### WHAT YOU ARE ASKED TO DO
If an entry below holds a picture, skip the picture and copy everything else exactly.

### MATERIAL SUPPLIED
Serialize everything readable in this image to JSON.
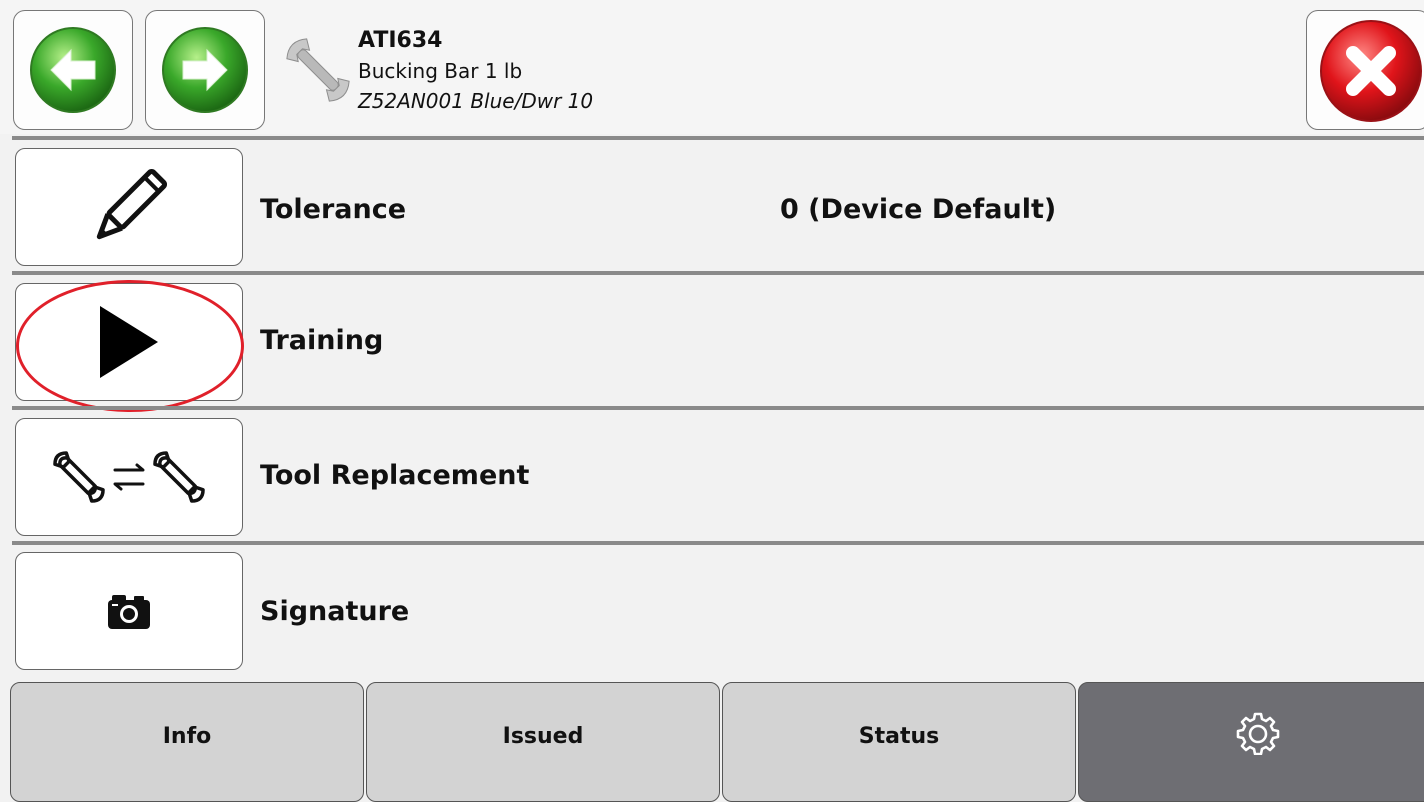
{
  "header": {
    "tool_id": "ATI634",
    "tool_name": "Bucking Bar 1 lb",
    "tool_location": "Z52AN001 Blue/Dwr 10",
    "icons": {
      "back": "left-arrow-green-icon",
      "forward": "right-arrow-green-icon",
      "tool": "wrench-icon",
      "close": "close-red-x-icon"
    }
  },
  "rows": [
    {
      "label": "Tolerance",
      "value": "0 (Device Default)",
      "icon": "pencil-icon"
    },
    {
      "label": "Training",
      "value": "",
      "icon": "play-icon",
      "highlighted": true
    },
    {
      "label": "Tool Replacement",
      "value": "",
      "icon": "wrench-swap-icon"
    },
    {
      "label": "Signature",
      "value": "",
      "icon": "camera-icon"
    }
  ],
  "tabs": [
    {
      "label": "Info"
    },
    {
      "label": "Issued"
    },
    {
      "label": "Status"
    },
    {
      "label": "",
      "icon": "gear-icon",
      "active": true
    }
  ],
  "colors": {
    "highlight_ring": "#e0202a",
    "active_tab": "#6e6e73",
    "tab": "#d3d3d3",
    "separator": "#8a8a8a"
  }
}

### ANSWER TO THE EXERCISE
Serialize everything readable in this image to JSON.
{
  "header": {
    "tool_id": "ATI634",
    "tool_name": "Bucking Bar 1 lb",
    "tool_location": "Z52AN001 Blue/Dwr 10",
    "icons": {
      "back": "left-arrow-green-icon",
      "forward": "right-arrow-green-icon",
      "tool": "wrench-icon",
      "close": "close-red-x-icon"
    }
  },
  "rows": [
    {
      "label": "Tolerance",
      "value": "0 (Device Default)",
      "icon": "pencil-icon"
    },
    {
      "label": "Training",
      "value": "",
      "icon": "play-icon",
      "highlighted": true
    },
    {
      "label": "Tool Replacement",
      "value": "",
      "icon": "wrench-swap-icon"
    },
    {
      "label": "Signature",
      "value": "",
      "icon": "camera-icon"
    }
  ],
  "tabs": [
    {
      "label": "Info"
    },
    {
      "label": "Issued"
    },
    {
      "label": "Status"
    },
    {
      "label": "",
      "icon": "gear-icon",
      "active": true
    }
  ],
  "colors": {
    "highlight_ring": "#e0202a",
    "active_tab": "#6e6e73",
    "tab": "#d3d3d3",
    "separator": "#8a8a8a"
  }
}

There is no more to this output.